There’s plenty o goodwill out there for Axel, and he takes over from a man who did a pretty decent, if ultimately unfulfilled, job, and who has passed through the province relatively unloved.  But it’s a bad old start – about as bad as you’d have thought possible – and it’s hard to predict just what the team will look like, how they’ll play and how they’ll respond as a collective to certain email fiascos.  Answers on a postcard.

Reply All

Almost everyone who works in any sort of office job, or probably lots of other environments, will have a story to tell about someone mistakenly hitting the ‘Reply All’ button, or somehow sending the wrong information to the wrong people.

It’s a source of comedy gold, as anyone who’s heard David O’Doherty’s ‘I Sent the Text Message to the Person the Text was About’, or seen the episode of The Office where Brent launches an investigation into who mocked up a compromising picture of him (‘It degrades women’), will attest.

And so it has come to pass that the latest email blunderbusses are the Munster management team, who mistakenly sent a critical evaluation of the entire squad to… the entire squad.

In all likelihood this one will blow over, and it’s important not to make too big a deal of it. But my word, it’s good a bit of an old giggle. Winning rugby matches and fostering squad harmony in a group of 30 or 40 competitive animals is a hard enough business as it is without digging absurd holes for oneself. The point many have made that the players would be used to candid criticism misses one key element: it’s one thing the coaches telling you to, say, improve your passing, but it’s entirely another having the whole squad know the coaches don’t rate your passing. It’s a case of the ‘blue eyed islanders’ problem. Everyone knows that everyone knows etc. that I can’t pass.

The biggest reveal in the whole thing was just how quaint and simple the report sounded. Colour-coding denoting the pecking order of the players! Comments such as ‘sloppy lifestyle’ and ‘on a gravy train’ [allegedly]! Do such remarks really need to be committed to a written document? It all sounds a bit Football Manager, but without the layers of complexity. Isn’t this the digital age where players are GPS-monitored for every minute they train and play?

Jirry: ‘I see that BJ Botha’s heart rate has been up in Zone 5 for the last eight minutes.  He’s cooked. Might be time to bring on Stephen Archer for the last ten.’

Axel: [consults sheet] It says here his scrummaging is average.  Let’s leave Big BJ out there for a bit.

And since when was pecking order of players set in stone by colour-coding?  Aren’t these the days of horses for courses and fostering competition for places?

Jirry: Ok, so with CJ Stander and Robin Copeland at 6 and 8 I reckon we need Sean Dougall at 7 to balance things up a bit.

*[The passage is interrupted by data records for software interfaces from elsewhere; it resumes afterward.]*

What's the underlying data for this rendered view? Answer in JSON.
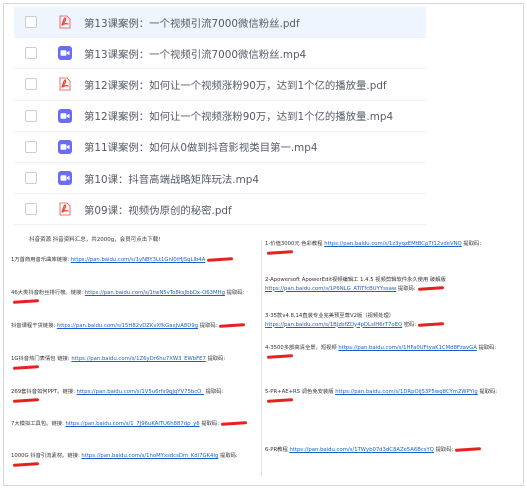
{
  "files": [
    {
      "name": "第13课案例：一个视频引流7000微信粉丝.pdf",
      "type": "pdf",
      "selected": true
    },
    {
      "name": "第13课案例：一个视频引流7000微信粉丝.mp4",
      "type": "video",
      "selected": false
    },
    {
      "name": "第12课案例：如何让一个视频涨粉90万，达到1个亿的播放量.pdf",
      "type": "pdf",
      "selected": false
    },
    {
      "name": "第12课案例：如何让一个视频涨粉90万，达到1个亿的播放量.mp4",
      "type": "video",
      "selected": false
    },
    {
      "name": "第11课案例：如何从0做到抖音影视类目第一.mp4",
      "type": "video",
      "selected": false
    },
    {
      "name": "第10课：抖音高端战略矩阵玩法.mp4",
      "type": "video",
      "selected": false
    },
    {
      "name": "第09课：视频伪原创的秘密.pdf",
      "type": "pdf",
      "selected": false
    }
  ],
  "colors": {
    "pdf": "#f0493f",
    "video": "#6a6cf6",
    "link": "#1a5fc9",
    "redact": "#e52222"
  },
  "doc": {
    "title": "抖音资源   抖音资料汇总，共2000g，会员可点击下载!",
    "left": [
      {
        "a": "1万首商用音乐曲库链接:",
        "link": "https://pan.baidu.com/s/1yNBY3Lt1GnI0iHJSqLlb4A"
      },
      {
        "a": "46大类抖音粉丝排行榜。链接:",
        "link": "https://pan.baidu.com/s/1twN5vTo8ksJbbDx-O63MHg",
        "b": "提取码:"
      },
      {
        "a": "抖音课程干货链接:",
        "link": "https://pan.baidu.com/s/15H82vDZKvXfkGaxJvA8D9g",
        "b": "提取码:"
      },
      {
        "a": "1G抖音热门表情包 链接:",
        "link": "https://pan.baidu.com/s/1Z6yDr6hu7XW3_EWbFE7",
        "b": "提取码:"
      },
      {
        "a": "269套抖音如何PPT。链接:",
        "link": "https://pan.baidu.com/s/1V5u6rfx9qJqYV75bcO_",
        "b": "提取码:"
      },
      {
        "a": "7大模拟工具包。链接:",
        "link": "https://pan.baidu.com/s/1_7J96uKAlTU6h887dp_y6",
        "b": "提取码:"
      },
      {
        "a": "1000G 抖音引流素材。链接:",
        "link": "https://pan.baidu.com/s/1hoMYxsdcsDm_Kdl7GK4Ig",
        "b": "提取码:"
      }
    ],
    "right": [
      {
        "a": "1-价值3000元 色彩教程",
        "link": "https://pan.baidu.com/s/1z3yqzEMtBCpTf12vdeVNQ",
        "b": "提取码:"
      },
      {
        "a": "2-Apowersoft ApowerEdit视频编辑工 1.4.5 视频剪辑软件永久使用 破解版",
        "link": "https://pan.baidu.com/s/1P6NLG_ATiTfcBUYYssaw",
        "b": "提取码:"
      },
      {
        "a": "3-35款v4.8.14直装专业完美预至尊V2版（视频处理）",
        "link": "https://pan.baidu.com/s/1BJzbfZDy4pDLsIH6rT7oEQ",
        "b": "密码:"
      },
      {
        "a": "4-3500多部高清全景，短视频",
        "link": "https://pan.baidu.com/s/1HFa0UFtyaK1CMd8FzavGA",
        "b": "提取码:"
      },
      {
        "a": "5-PR+AE+RS 调色免安装版",
        "link": "https://pan.baidu.com/s/1DRpOlj53P5wq8CYm2WPYlg",
        "b": "提取码:"
      },
      {
        "a": "6-PR教程",
        "link": "https://pan.baidu.com/s/1TWyb07d3dC8AZe5A6BcsYQ",
        "b": "提取码:"
      }
    ]
  }
}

Axel: [takes out copy of squad report] Yeah, I’m looking at the sheet here and it has Tommy O’Donnell shaded in lime green and Dougall is yellow, so that means O’Donnell’s our first choice. Dougall on the bench. You got the memo, right?

Jirry: I did, but I still think O’Donnell is a bit too like the other fellas. Dougall would give us a bit more in the ruck, and the other lads can do the carries.

Axel: I’m going to have to go ahead and disagree with you there. Didn’t you get a copy of the memo?

Jirry: Yes, I have the memo, I just think…

Axel: I’m going to go right ahead and send you another copy of that memo.